It’s not every day that a Zamboni ice-resurfacing machine drives down a city street in Boston.
That was the case on Oct. 6, though, when Parkway Youth Hockey took over Center Street in the West Roxbury neighborhood for the association’s inaugural opening-day parade. PYH President Mike O’Brien came up with the idea, taking a cue from the local Little League program.
“Why can’t hockey do it if Little League does?” said Paul Conneely, the second vice president of the association that serves the West Roxbury, Roslindale and Jamaica Plain neighborhoods. “It generates excitement. People saw these kids go up Center Street, and people came up to me and said, ‘I loved it.’
“It builds a sense of pride. At the end of the day, it’s all about the kids.”
Approximately 250 youngsters wearing team uniforms marched in the parade and were preceded by a fire truck, a Massachusetts State Police canine cruiser, a Zamboni ice resurfacing machine and bagpipers.
“Where do you see something like this?” Conneely said. “[The Zamboni] was the highlight. The parade wasn’t about just showing up at the rink and playing hockey. It was about kids hanging out with each other and having a good time.”
Leading the parade was Parkway’s squirt A team that captured last season’s Massachusetts Tier II championship.
“I coached a few kids on the squirt team at the mite level, and they used the ADM — small-area and cross-ice games,” Conneely said. “We practiced on a small rink at Hyde Park.
“Quite frankly, that was the best thing I’ve ever done with the mite team.”
Looking back, Conneely said USA Hockey’s American Development Model might have been one of the “best things” that’s happened to PYH.
“The ADM was a 50-50 proposition,” he said. “Half thought it was ridiculous. But as a whole, we embraced it. [Babson College coach] Jamie Rice even came in to run a coaching clinic.
“As a board, we decided to integrate the ADM as much as possible, especially in terms of how they should practice small-area games. It’s helped our program tremendously.”
Conneely was quick to note that the age-appropriate ADM guidelines for players from mites to midgets have helped PYH retain more players and, in some cases, attract kids who are new to the game.
“Absolutely it has,” he said. “The way it’s helped is we’ve gone exclusively to cross-ice games [for mites]. The parents feel their kid has fun playing cross-ice hockey. Once they’re in, they’re hooked.”

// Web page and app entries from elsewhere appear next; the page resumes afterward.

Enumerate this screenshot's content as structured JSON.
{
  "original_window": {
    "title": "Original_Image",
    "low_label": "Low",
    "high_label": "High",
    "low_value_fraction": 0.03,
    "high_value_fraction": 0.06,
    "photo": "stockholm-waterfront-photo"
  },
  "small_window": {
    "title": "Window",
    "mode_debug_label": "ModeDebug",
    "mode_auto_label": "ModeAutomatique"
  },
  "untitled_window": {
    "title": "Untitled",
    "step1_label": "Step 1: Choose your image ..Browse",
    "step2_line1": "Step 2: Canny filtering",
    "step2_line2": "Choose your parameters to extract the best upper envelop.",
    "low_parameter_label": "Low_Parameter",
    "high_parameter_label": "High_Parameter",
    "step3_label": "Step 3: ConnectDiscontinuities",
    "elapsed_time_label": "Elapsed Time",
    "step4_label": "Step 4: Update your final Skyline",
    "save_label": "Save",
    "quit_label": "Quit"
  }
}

This season, PYH consists of six mite non-travel teams in addition to two bantam, two midget, three peewee and four squirt travel teams that play in the Valley Hockey League. And under the umbrella of the McLaughlin Development League is a house program, a learn-to-skate program and instructional hockey.
As a result, PYH coaches and administrators focus on teaching and developing skills while always emphasizing the importance of sportsmanship, fair play, teamwork and responsibility in the overall context of having fun.

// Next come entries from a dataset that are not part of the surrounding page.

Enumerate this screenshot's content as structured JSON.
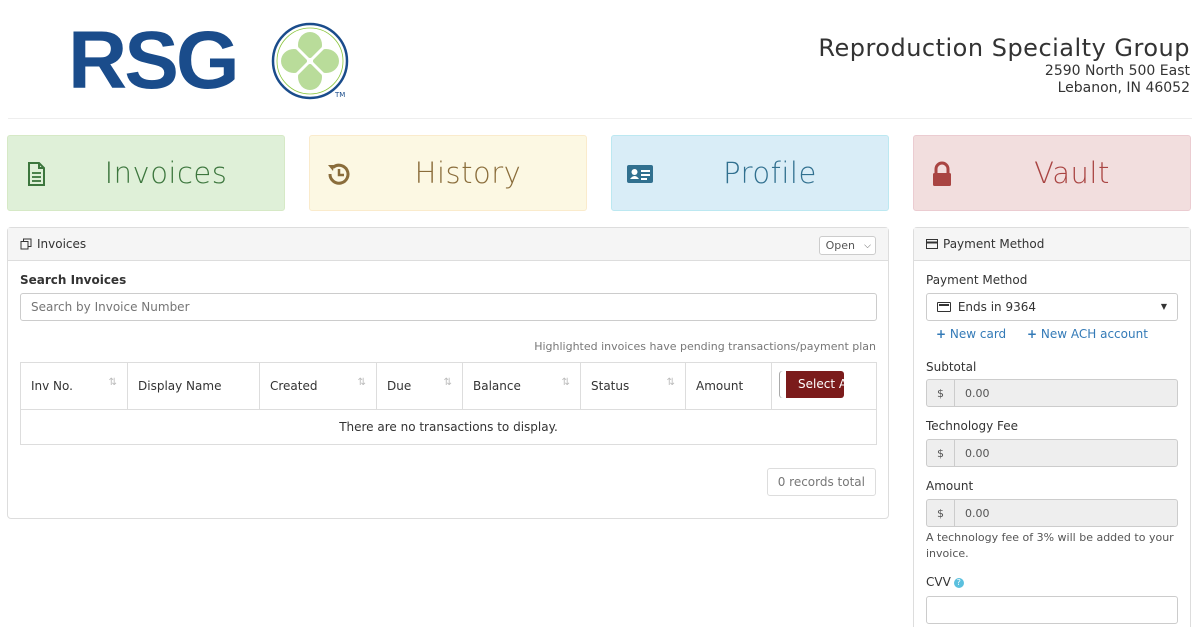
{
  "header": {
    "logo_text": "RSG",
    "logo_tm": "TM",
    "company_name": "Reproduction Specialty Group",
    "address_line1": "2590 North 500 East",
    "address_line2": "Lebanon, IN 46052"
  },
  "nav": {
    "invoices": "Invoices",
    "history": "History",
    "profile": "Profile",
    "vault": "Vault"
  },
  "invoices_panel": {
    "title": "Invoices",
    "status_filter": "Open",
    "search_label": "Search Invoices",
    "search_placeholder": "Search by Invoice Number",
    "hint": "Highlighted invoices have pending transactions/payment plan",
    "columns": [
      "Inv No.",
      "Display Name",
      "Created",
      "Due",
      "Balance",
      "Status",
      "Amount"
    ],
    "select_all_label": "Select All",
    "empty_message": "There are no transactions to display.",
    "records_total": "0 records total"
  },
  "payment_panel": {
    "title": "Payment Method",
    "method_label": "Payment Method",
    "selected_method": "Ends in 9364",
    "new_card": "New card",
    "new_ach": "New ACH account",
    "subtotal_label": "Subtotal",
    "subtotal_value": "0.00",
    "fee_label": "Technology Fee",
    "fee_value": "0.00",
    "amount_label": "Amount",
    "amount_value": "0.00",
    "currency": "$",
    "fee_note": "A technology fee of 3% will be added to your invoice.",
    "cvv_label": "CVV",
    "help": "?"
  },
  "colors": {
    "brand_blue": "#1a4c8b",
    "invoices_tile": "#dff0d8",
    "history_tile": "#fcf8e3",
    "profile_tile": "#d9edf7",
    "vault_tile": "#f2dede",
    "select_all_btn": "#7b1b1b",
    "link": "#337ab7"
  }
}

PYH also utilizes something else that helps entice more kids to play ice hockey: Coppinger Court Hockey, which is a street hockey league.
“We’ve given the kids a street hockey league that offers development for kids 4 to 12,” Conneely said. “Maybe 300 kids play in this league.

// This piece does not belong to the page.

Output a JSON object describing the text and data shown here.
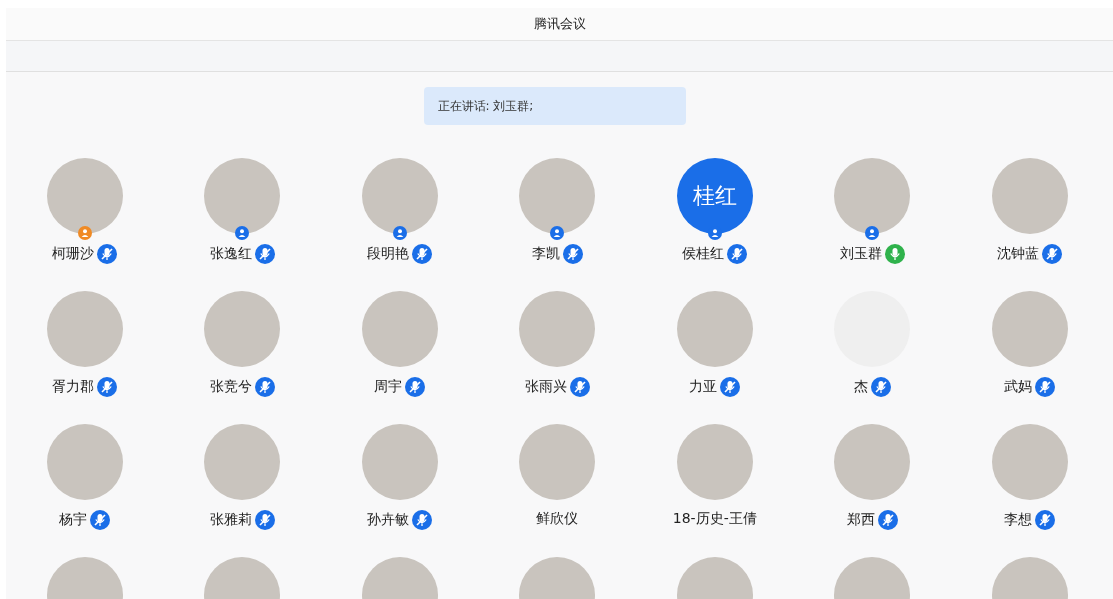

“It’s drawn kids into playing street hockey, which, in turn, has prompted kids to play ice hockey. Many parents have said, ‘My kid loves street hockey, so how do we get him to play ice hockey?’ Now, he plays street hockey with his own age group and feels like this is fun. Then, they’re more inclined to try ice hockey.”
Story from Red Line Editorial, Inc.